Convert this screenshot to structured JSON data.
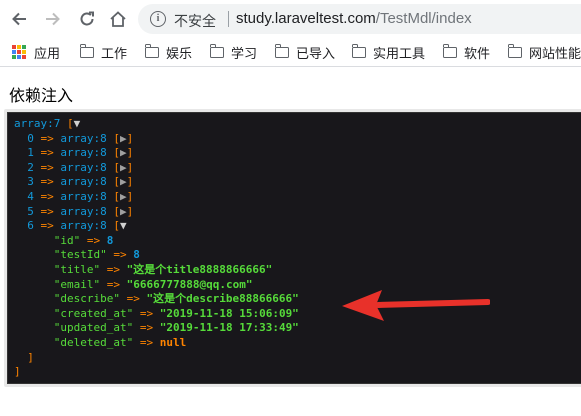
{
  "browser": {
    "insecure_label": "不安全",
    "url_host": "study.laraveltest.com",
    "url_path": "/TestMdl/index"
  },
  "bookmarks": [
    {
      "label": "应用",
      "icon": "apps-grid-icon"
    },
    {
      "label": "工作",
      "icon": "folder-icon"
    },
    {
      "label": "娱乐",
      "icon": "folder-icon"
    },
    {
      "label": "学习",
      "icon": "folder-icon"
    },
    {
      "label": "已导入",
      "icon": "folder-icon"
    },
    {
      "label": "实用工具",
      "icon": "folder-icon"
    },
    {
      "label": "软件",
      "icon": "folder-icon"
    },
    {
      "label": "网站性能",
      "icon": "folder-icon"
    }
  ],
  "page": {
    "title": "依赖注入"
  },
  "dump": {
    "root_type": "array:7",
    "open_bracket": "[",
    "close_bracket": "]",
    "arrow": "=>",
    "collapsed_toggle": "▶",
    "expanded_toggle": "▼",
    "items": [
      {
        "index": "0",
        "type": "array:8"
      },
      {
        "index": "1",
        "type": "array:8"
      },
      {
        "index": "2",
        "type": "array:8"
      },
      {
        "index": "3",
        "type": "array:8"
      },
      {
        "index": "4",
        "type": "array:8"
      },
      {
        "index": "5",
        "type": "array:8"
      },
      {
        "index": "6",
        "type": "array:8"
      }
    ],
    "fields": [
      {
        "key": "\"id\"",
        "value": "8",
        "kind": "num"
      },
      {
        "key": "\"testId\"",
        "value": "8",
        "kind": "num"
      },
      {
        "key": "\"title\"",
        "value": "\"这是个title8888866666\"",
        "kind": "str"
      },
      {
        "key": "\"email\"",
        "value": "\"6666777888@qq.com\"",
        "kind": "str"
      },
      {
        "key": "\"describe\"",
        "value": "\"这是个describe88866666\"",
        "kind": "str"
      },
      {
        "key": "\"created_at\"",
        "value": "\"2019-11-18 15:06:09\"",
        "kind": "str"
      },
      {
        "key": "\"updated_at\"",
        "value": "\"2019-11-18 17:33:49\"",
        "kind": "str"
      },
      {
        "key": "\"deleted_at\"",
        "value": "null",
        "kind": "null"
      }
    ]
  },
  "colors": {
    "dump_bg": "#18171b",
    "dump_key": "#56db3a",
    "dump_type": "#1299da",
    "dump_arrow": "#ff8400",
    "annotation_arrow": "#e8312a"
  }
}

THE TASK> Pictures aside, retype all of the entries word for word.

RESULT>
Convert this screenshot to structured JSON data.
{
  "browser": {
    "insecure_label": "不安全",
    "url_host": "study.laraveltest.com",
    "url_path": "/TestMdl/index"
  },
  "bookmarks": [
    {
      "label": "应用",
      "icon": "apps-grid-icon"
    },
    {
      "label": "工作",
      "icon": "folder-icon"
    },
    {
      "label": "娱乐",
      "icon": "folder-icon"
    },
    {
      "label": "学习",
      "icon": "folder-icon"
    },
    {
      "label": "已导入",
      "icon": "folder-icon"
    },
    {
      "label": "实用工具",
      "icon": "folder-icon"
    },
    {
      "label": "软件",
      "icon": "folder-icon"
    },
    {
      "label": "网站性能",
      "icon": "folder-icon"
    }
  ],
  "page": {
    "title": "依赖注入"
  },
  "dump": {
    "root_type": "array:7",
    "open_bracket": "[",
    "close_bracket": "]",
    "arrow": "=>",
    "collapsed_toggle": "▶",
    "expanded_toggle": "▼",
    "items": [
      {
        "index": "0",
        "type": "array:8"
      },
      {
        "index": "1",
        "type": "array:8"
      },
      {
        "index": "2",
        "type": "array:8"
      },
      {
        "index": "3",
        "type": "array:8"
      },
      {
        "index": "4",
        "type": "array:8"
      },
      {
        "index": "5",
        "type": "array:8"
      },
      {
        "index": "6",
        "type": "array:8"
      }
    ],
    "fields": [
      {
        "key": "\"id\"",
        "value": "8",
        "kind": "num"
      },
      {
        "key": "\"testId\"",
        "value": "8",
        "kind": "num"
      },
      {
        "key": "\"title\"",
        "value": "\"这是个title8888866666\"",
        "kind": "str"
      },
      {
        "key": "\"email\"",
        "value": "\"6666777888@qq.com\"",
        "kind": "str"
      },
      {
        "key": "\"describe\"",
        "value": "\"这是个describe88866666\"",
        "kind": "str"
      },
      {
        "key": "\"created_at\"",
        "value": "\"2019-11-18 15:06:09\"",
        "kind": "str"
      },
      {
        "key": "\"updated_at\"",
        "value": "\"2019-11-18 17:33:49\"",
        "kind": "str"
      },
      {
        "key": "\"deleted_at\"",
        "value": "null",
        "kind": "null"
      }
    ]
  },
  "colors": {
    "dump_bg": "#18171b",
    "dump_key": "#56db3a",
    "dump_type": "#1299da",
    "dump_arrow": "#ff8400",
    "annotation_arrow": "#e8312a"
  }
}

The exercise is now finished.